How did the Inuit get their food?
Caribou in the Arctic
Because of the harsh conditions in the Arctic, very few plants grow and so the Inuit ate mostly meat and fish. However, full use was made of all the creatures that were hunted, nothing was wasted. For example, in the summer, they hunted caribou, which provided them with meat, skin for huts and clothes and bones for tools and weapons.
Seals were probably the important part of the diet, especially during the winter months and, as well as food, they provided skins for clothes, tents and boats and blubber for lighting and heating.
How seals were caught varied throughout the year. In the summer they may be hunted in boats or along shores, but for the rest of the year, they were mostly caught at breathing holes in the ice.
Because seals are mammals they need to come up for air sometimes, and create holes in the ice cover. An Inuit
hunter would wait near a hole, maybe for hours, and when the seal poked out its nose, the hunter would strike with his harpoon.
Fishing is also traditionally done with a ‘lure’ (something dangling in the water to attract the fish) and a harpoon. Of course, a hole would need to be made in the ice first.
A wide variety of arctic wild life would attract an Inuit hunter including birds and bears and even walrus and whales (as in the story).
In the short late spring and summer seasons, women and children would collect, eggs, roots, berries, leaves and seaweeds to supplement the diet. In the autumn and long winters, they were all reliant on whatever the hunter could bring home and, often, the hunting expeditions lasted days and even weeks.

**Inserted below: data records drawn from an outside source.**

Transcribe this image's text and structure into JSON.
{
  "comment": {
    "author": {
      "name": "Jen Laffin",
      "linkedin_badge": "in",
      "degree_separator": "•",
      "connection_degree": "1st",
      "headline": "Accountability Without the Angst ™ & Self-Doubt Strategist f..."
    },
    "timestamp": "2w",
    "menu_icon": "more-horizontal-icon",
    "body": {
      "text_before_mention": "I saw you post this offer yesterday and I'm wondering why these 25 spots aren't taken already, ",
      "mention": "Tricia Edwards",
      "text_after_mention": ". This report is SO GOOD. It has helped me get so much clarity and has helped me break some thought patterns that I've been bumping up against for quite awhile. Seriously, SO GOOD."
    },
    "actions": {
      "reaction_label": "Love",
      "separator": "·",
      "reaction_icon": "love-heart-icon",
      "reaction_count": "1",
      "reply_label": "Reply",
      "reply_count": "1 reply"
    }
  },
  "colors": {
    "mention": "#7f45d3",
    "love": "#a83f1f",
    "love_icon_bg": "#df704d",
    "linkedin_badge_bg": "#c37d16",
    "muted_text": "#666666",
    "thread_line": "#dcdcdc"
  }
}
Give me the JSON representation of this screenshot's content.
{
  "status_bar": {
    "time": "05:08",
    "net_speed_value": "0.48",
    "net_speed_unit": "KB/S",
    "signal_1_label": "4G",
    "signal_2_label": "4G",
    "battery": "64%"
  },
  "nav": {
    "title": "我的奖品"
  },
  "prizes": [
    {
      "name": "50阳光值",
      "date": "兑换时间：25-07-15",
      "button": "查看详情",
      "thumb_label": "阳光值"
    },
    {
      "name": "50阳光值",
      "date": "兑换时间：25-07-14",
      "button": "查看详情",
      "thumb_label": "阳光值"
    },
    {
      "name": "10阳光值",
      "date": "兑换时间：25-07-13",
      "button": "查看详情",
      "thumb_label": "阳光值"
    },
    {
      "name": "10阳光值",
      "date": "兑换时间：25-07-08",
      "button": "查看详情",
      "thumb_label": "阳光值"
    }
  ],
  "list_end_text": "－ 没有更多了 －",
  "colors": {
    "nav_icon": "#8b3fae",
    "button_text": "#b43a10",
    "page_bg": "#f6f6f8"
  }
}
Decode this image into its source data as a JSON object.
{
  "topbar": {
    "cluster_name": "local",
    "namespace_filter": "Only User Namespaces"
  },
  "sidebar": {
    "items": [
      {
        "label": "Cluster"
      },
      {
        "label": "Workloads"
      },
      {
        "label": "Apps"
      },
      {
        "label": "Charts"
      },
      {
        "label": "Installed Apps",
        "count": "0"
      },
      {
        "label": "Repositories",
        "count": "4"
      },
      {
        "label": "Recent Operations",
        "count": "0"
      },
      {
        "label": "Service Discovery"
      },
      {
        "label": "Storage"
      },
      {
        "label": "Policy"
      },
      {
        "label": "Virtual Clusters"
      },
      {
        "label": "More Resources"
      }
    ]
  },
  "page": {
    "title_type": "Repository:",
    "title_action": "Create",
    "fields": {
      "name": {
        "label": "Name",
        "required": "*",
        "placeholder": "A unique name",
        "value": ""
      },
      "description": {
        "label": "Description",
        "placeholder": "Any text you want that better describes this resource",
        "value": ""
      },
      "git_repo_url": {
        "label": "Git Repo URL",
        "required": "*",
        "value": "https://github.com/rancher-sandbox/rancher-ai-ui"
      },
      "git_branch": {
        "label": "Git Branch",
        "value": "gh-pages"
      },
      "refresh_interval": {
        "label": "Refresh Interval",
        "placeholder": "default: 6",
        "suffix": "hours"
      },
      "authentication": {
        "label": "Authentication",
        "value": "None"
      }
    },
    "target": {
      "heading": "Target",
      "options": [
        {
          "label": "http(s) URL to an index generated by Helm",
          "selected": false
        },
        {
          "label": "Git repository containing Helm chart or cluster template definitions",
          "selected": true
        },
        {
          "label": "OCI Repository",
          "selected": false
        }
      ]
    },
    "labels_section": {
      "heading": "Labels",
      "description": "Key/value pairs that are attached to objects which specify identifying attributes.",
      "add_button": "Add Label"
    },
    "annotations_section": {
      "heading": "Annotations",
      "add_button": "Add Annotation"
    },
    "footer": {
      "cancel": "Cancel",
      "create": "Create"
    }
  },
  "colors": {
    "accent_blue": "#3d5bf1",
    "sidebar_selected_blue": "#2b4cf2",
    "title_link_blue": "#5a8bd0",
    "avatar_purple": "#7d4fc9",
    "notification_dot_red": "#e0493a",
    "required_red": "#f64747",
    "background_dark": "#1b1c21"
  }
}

What was the life of an Inuit child like?
An Inuit family
Children were named after family members, often ones who had died recently. However, names are not distinguished by gender, so, for example, a girl could have her grandfather’s name or a boy his aunt’s. The world of an Inuit child would have contained just a few human beings: a father and mother, brothers and sisters, grandparents and the other children and adults of the camp.
Like all children, they would grow up watching and imitating the actions of the adults. They would learn about the creatures around: for example, they would know what seals, walruses, caribous, bears, foxes and hares all looked like from the outside and from the inside also, as they see adults cut open and skin the creatures to provide their food, shelter, clothing and tools. So children grew up with a good understanding of the creatures and plants around them, knowledge they needed in order to survive.
Their diet is the same as the adults, quite restricted, especially in the winter when there are no plants. They will eat meat and fish mainly, with eggs, roots, berries and seaweed when available. Since much of the food is eaten raw, essential vitamins, like vitamin C are not destroyed when found, for example, in whale skin.
From a very early age children learn how to make and use the tools, shelters and weapons needed for daily living. They would also learn how to build a komatik (sledge), a kayak (canoe) and an umiak (larger boat). They do all this by watching the adults and being encouraged to take part. Inuit believe their children will develop into responsible adults if they have a lot of love and freedom. Some behaviour maybe frowned upon, but children are not punished, which is what makes the actions of the stepmother in the story so
horrible, they learn the right way by example.